During a lively oral argument Wednesday, the justices of the U.S. Supreme Court seemed torn over whether police can conduct a warrantless search of a home over the previous objection of a tenant when a co-tenant subsequently consents.
The case of Fernandez v. California, No. 12-7822, involves the warrantless search of the Los Angeles home of defendant Walter Fernandez. Police came to Fernandez’ apartment after witnesses reported seeing a robbery suspect run into the premises.
When police knocked on the door, Roxanne Rojas answered. She was holding a child and showing signs that she had been beaten, including blood on her clothing. Fernandez also appeared at the door, telling police: “You don’t have any right to come in here. I know my rights.”
Suspecting domestic violence, the police took Fernandez into custody. Witnesses to the earlier robbery identified Fernandez as the perpetrator.
About an hour later, police returned to the apartment and Rojas consented to a search, which produced evidence that included clothing matching the description of the robber, a knife and a gun.
The defendant was charged with several crimes, including burglary with enhanced factors for allegedly using a knife while committing the crime. He moved to suppress the evidence from the search of his home, arguing that he had not consented to the warrantless search.
The trial court denied the motion, ruling that Rojas, as a cotenant, had consented to the search.
The California Court of Appeal affirmed. The court distinguished the Supreme Court’s ruling in the 2006 case Georgia v. Randolph, No. 04-1067, which held that a cotenant cannot consent to a warrantless police search of a home when the co-occupant is present and objecting. Here, the court reasoned, the objecting tenant was no longer present when the search took place.
After the California Supreme Court denied the defendant’s petition for review, the Supreme Court granted his petition for certiorari.
‘It’s her house, too’
Jeffrey L. Fisher, a professor at Stanford Law School in Stanford, Calif., argued on the defendant’s behalf that when a cotenant consents, there is a “rebuttable presumption” that he or she speaks for all occupants. But when the police know otherwise, that presumption must be reversed.
“When the police full well know that one person doesn’t have a delegated authority to speak for the others, they must respect the objection,” Fisher said. “And a failure to do so violates the Fourth Amendment.”
Justice Stephen Breyer said he was “bothered” by the idea of a battered spouse not being allowed to let police into her home.
“It’s her house, too,” Breyer said. “Can’t she invite people into her house, too, whom she wants, including the policeman? … That’s the example that keeps gnawing on my mind.”
Fisher said that a spouse in that situation “may well be able to invite the police into the dwelling sometimes, but that’s very different than what’s going on here.”
Fisher stressed that Fernandez was present and made a Randolph objection to the search, but was led away involuntarily by police.
“He was in custody for 500-plus days,” Justice Anthony Kennedy pointed out. “For all that time, the wife cannot invite the police? … She can’t get a policeman to assist her for 500 days? This is not Randolph.
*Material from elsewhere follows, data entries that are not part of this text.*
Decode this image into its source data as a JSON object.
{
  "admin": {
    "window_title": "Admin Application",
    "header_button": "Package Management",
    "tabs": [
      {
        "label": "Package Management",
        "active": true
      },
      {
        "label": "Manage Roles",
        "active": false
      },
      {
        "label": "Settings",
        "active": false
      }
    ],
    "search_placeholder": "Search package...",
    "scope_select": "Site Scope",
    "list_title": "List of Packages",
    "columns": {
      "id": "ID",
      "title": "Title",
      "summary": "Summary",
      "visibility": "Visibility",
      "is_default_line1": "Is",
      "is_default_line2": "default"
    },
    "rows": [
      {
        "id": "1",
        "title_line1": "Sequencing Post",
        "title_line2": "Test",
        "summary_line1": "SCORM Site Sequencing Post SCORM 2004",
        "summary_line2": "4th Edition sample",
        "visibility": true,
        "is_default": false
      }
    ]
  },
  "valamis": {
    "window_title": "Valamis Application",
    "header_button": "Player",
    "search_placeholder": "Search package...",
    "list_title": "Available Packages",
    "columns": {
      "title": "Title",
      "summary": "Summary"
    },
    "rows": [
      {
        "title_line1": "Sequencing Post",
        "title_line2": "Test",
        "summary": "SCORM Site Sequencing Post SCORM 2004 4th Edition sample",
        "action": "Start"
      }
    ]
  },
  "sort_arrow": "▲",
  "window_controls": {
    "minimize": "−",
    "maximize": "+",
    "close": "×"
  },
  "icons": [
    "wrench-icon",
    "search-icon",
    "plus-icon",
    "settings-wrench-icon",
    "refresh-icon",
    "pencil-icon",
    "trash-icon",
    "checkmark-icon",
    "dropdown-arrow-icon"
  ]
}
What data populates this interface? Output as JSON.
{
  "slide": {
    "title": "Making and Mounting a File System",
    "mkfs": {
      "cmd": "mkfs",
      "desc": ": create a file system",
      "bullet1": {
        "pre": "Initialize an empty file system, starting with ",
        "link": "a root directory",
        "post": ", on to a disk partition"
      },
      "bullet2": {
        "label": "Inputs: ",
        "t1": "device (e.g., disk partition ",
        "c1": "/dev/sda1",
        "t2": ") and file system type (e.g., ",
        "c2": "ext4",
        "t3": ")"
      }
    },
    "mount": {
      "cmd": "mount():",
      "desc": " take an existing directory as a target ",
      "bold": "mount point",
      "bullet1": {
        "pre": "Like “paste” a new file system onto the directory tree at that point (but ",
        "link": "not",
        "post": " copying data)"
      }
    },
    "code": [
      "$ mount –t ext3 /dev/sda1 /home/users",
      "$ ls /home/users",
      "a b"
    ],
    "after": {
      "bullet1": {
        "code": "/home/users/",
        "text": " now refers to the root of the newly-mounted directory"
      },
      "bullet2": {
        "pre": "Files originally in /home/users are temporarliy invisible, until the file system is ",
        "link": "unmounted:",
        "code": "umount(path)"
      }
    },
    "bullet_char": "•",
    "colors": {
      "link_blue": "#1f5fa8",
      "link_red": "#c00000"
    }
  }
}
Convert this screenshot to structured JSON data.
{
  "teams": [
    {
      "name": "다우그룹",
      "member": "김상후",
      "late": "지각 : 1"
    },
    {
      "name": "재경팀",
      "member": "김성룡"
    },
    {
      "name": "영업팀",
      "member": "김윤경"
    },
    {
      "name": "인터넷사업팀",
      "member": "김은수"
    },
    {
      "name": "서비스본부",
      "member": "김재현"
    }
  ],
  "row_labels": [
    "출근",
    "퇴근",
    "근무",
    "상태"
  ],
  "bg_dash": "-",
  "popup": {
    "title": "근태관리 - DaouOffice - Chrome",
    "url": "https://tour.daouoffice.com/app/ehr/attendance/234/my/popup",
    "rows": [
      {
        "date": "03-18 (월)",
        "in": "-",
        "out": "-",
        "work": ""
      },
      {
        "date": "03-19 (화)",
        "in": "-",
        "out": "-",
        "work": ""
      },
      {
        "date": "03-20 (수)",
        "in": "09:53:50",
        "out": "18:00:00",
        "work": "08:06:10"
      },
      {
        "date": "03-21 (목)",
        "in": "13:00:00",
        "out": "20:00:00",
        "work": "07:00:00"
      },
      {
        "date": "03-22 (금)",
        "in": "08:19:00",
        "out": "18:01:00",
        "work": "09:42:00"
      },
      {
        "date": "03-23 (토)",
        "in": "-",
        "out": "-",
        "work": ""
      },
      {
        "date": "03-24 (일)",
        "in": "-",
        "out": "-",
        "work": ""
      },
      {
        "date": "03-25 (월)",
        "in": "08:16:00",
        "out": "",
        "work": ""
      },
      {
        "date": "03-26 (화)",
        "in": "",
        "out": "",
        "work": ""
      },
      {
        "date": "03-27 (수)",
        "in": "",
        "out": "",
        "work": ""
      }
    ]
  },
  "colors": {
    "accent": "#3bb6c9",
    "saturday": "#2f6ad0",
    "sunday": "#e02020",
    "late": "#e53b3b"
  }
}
This is a vast extension of Randolph.”
Fisher tried to give the justices a more limited basis on which to rule in the defendant’s favor.
“I think you can decide the case on a more narrow ground,” he said. “It’s enough to decide this case, and indeed, the vast majority of lower court cases, to say so long as the police make it impossible for somebody to enforce the Randolph objection … voluntary accommodation has to be the solution.” That would allow the objecting tenant to “have a conversation with the cotenant, try to work out the solution to the problem.”
Chief Justice John G. Roberts Jr. wondered how workable that solution was.
“What’s the conversation between the husband and the battered wife, bleeding and holding the four-year-old baby, going to look like?” he asked.
‘Get a warrant’
California Deputy Attorney General Louis Karlin argued that the cotenant had equal rights to allow a police search of the home.
“Everyone knows that when they choose to live together and one person is absent the other person has the authority” to consent to a search, he said.
Breyer said that the court’s precedent stood in the way of that interpretation.
“I don’t see how I could write that without saying I was wrong in Randolph, [when] I still think I was right,” Breyer said.
Justice Elena Kagan agreed.
“I thought that Randolph rejected that analysis. I thought that Randolph said … and I’m quoting here, ‘The cooperative occupant’s invitation adds nothing to the government’s side to counter the force of an objecting individual’s claim to security against the government’s intrusion into his dwelling place.’”
“In this case when the objection was made, the police weren’t searching,” Karlin said. “When the police went to search, there was only one occupant there.”
Joseph R. Palmore, assistant to the U.S. solicitor general arguing as amicus in support of California, said “an individual’s consent to admit visitors into her own home may not be prospectively negated by the earlier objection of an absent tenant.”
“Did they have probable cause to get a warrant?” asked Justice Sonia Sotomayor.
“I think they almost certainly did have probably cause to get a warrant,” Palmore said.
“How about a clear answer: Get a warrant,” Sotomayor said.
A decision is expected later this term.